> INSTRUCTIONS TO FOLLOW: Look through the listing below and report every line that contains "Vertex".

> DATA:
---

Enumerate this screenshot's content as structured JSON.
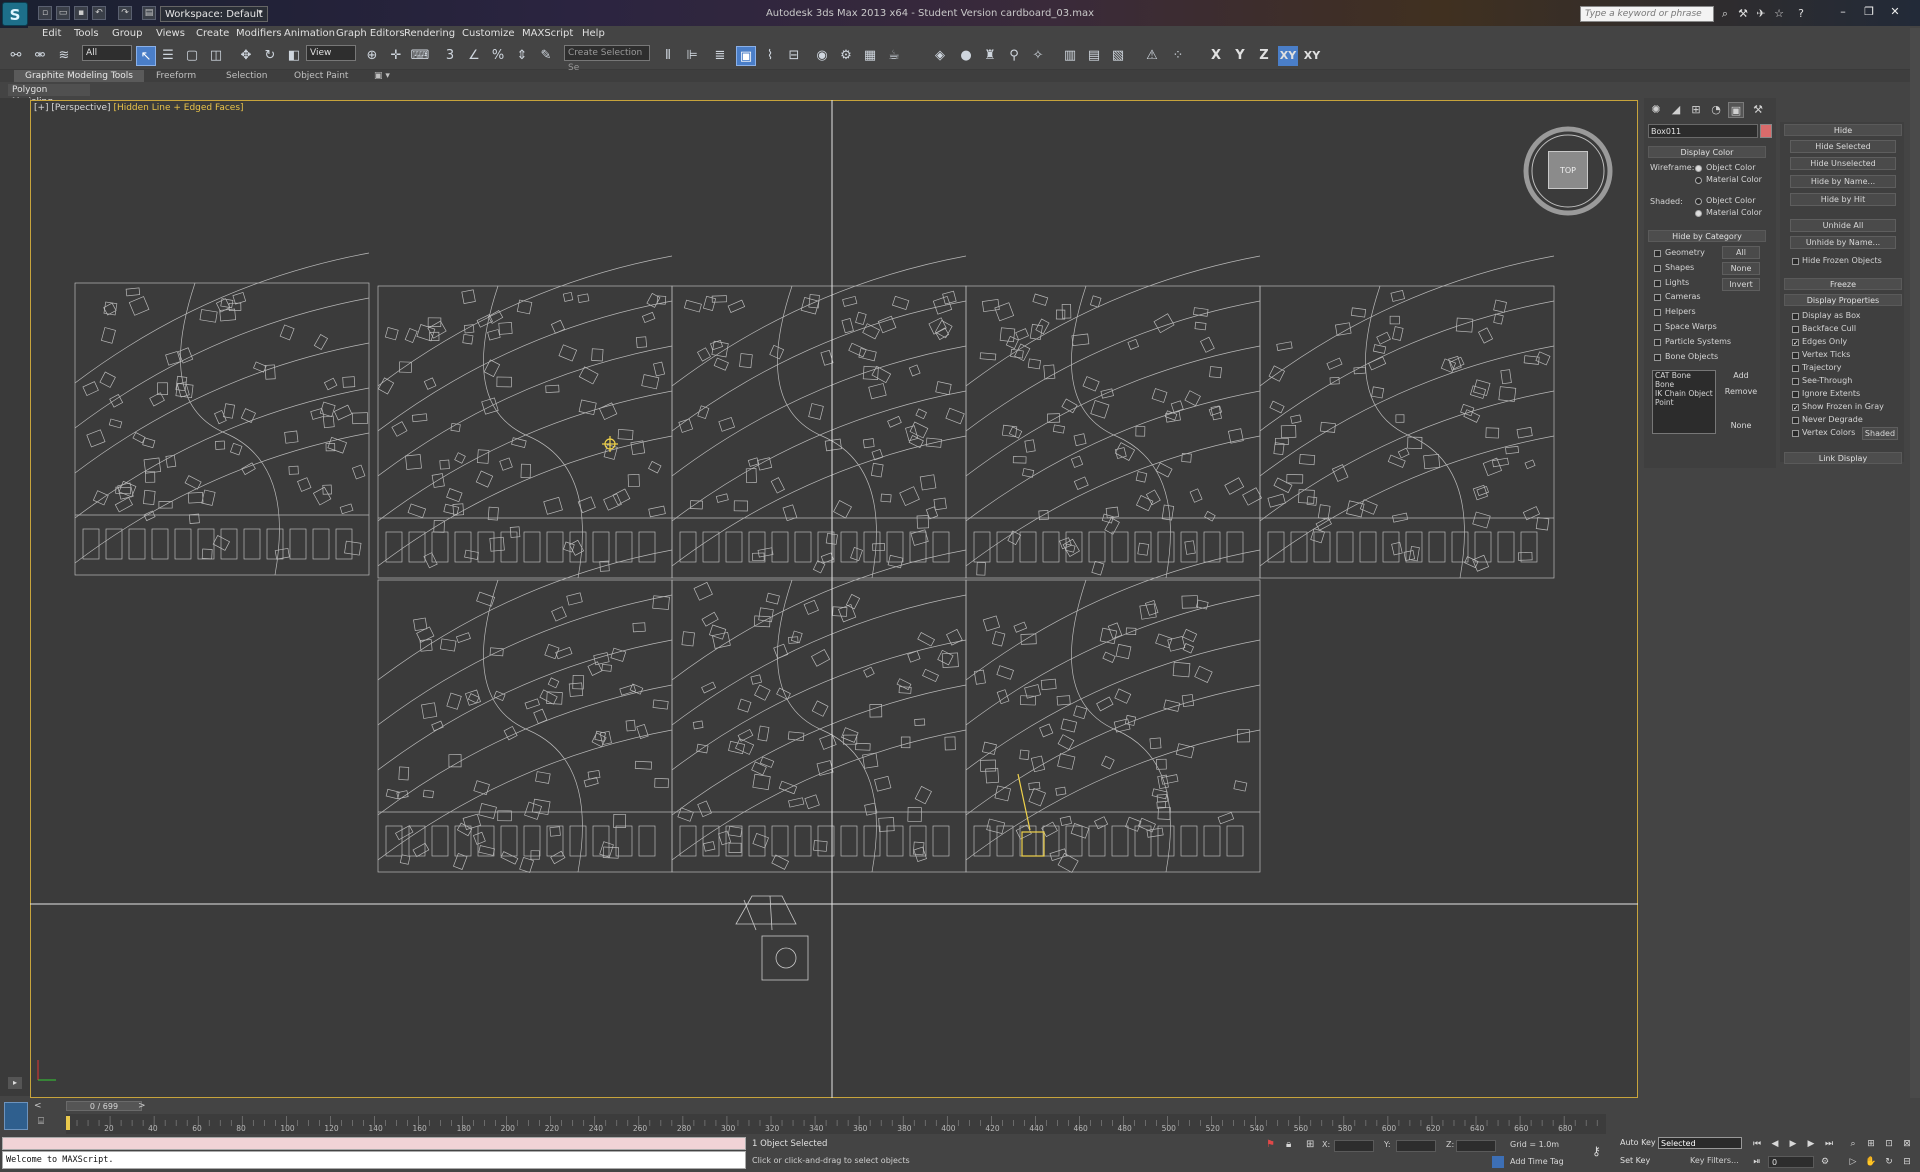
{
  "titlebar": {
    "app_logo": "S",
    "workspace": "Workspace: Default",
    "title": "Autodesk 3ds Max 2013 x64 - Student Version   cardboard_03.max",
    "search_placeholder": "Type a keyword or phrase",
    "window_buttons": [
      "–",
      "❐",
      "✕"
    ]
  },
  "menu": [
    "Edit",
    "Tools",
    "Group",
    "Views",
    "Create",
    "Modifiers",
    "Animation",
    "Graph Editors",
    "Rendering",
    "Customize",
    "MAXScript",
    "Help"
  ],
  "toolbar": {
    "filter_combo": "All",
    "refcoord_combo": "View",
    "selection_set": "Create Selection Se",
    "axes": [
      "X",
      "Y",
      "Z",
      "XY",
      "XY"
    ]
  },
  "ribbon": {
    "tabs": [
      "Graphite Modeling Tools",
      "Freeform",
      "Selection",
      "Object Paint"
    ],
    "panel_label": "Polygon Modeling"
  },
  "viewport": {
    "label_prefix": "[+] [Perspective] ",
    "label_shading": "[Hidden Line + Edged Faces]",
    "viewcube_face": "TOP",
    "accent_color": "#c7a43c"
  },
  "command_panel": {
    "object_name": "Box011",
    "object_color": "#d96b6b",
    "display_color": {
      "header": "Display Color",
      "wireframe_label": "Wireframe:",
      "shaded_label": "Shaded:",
      "object_color": "Object Color",
      "material_color": "Material Color"
    },
    "hide_by_category": {
      "header": "Hide by Category",
      "items": [
        "Geometry",
        "Shapes",
        "Lights",
        "Cameras",
        "Helpers",
        "Space Warps",
        "Particle Systems",
        "Bone Objects"
      ],
      "buttons": [
        "All",
        "None",
        "Invert"
      ],
      "list": [
        "CAT Bone",
        "Bone",
        "IK Chain Object",
        "Point"
      ],
      "list_buttons": [
        "Add",
        "Remove",
        "None"
      ]
    }
  },
  "display_panel": {
    "hide": {
      "header": "Hide",
      "buttons": [
        "Hide Selected",
        "Hide Unselected",
        "Hide by Name...",
        "Hide by Hit",
        "Unhide All",
        "Unhide by Name..."
      ],
      "frozen_label": "Hide Frozen Objects"
    },
    "freeze_header": "Freeze",
    "display_properties": {
      "header": "Display Properties",
      "items": [
        {
          "label": "Display as Box",
          "checked": false
        },
        {
          "label": "Backface Cull",
          "checked": false
        },
        {
          "label": "Edges Only",
          "checked": true
        },
        {
          "label": "Vertex Ticks",
          "checked": false
        },
        {
          "label": "Trajectory",
          "checked": false
        },
        {
          "label": "See-Through",
          "checked": false
        },
        {
          "label": "Ignore Extents",
          "checked": false
        },
        {
          "label": "Show Frozen in Gray",
          "checked": true
        },
        {
          "label": "Never Degrade",
          "checked": false
        },
        {
          "label": "Vertex Colors",
          "checked": false
        }
      ],
      "shaded_button": "Shaded"
    },
    "link_display_header": "Link Display"
  },
  "timeline": {
    "slider": "0 / 699",
    "ticks": [
      "20",
      "40",
      "60",
      "80",
      "100",
      "120",
      "140",
      "160",
      "180",
      "200",
      "220",
      "240",
      "260",
      "280",
      "300",
      "320",
      "340",
      "360",
      "380",
      "400",
      "420",
      "440",
      "460",
      "480",
      "500",
      "520",
      "540",
      "560",
      "580",
      "600",
      "620",
      "640",
      "660",
      "680"
    ]
  },
  "status": {
    "maxscript": "Welcome to MAXScript.",
    "selected": "1 Object Selected",
    "prompt": "Click or click-and-drag to select objects",
    "x_label": "X:",
    "y_label": "Y:",
    "z_label": "Z:",
    "grid": "Grid = 1.0m",
    "add_time_tag": "Add Time Tag",
    "auto_key": "Auto Key",
    "set_key": "Set Key",
    "selected_combo": "Selected",
    "key_filters": "Key Filters...",
    "frame": "0"
  }
}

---

> ANSWER:
          "label": "Vertex Ticks",
          "label": "Vertex Colors",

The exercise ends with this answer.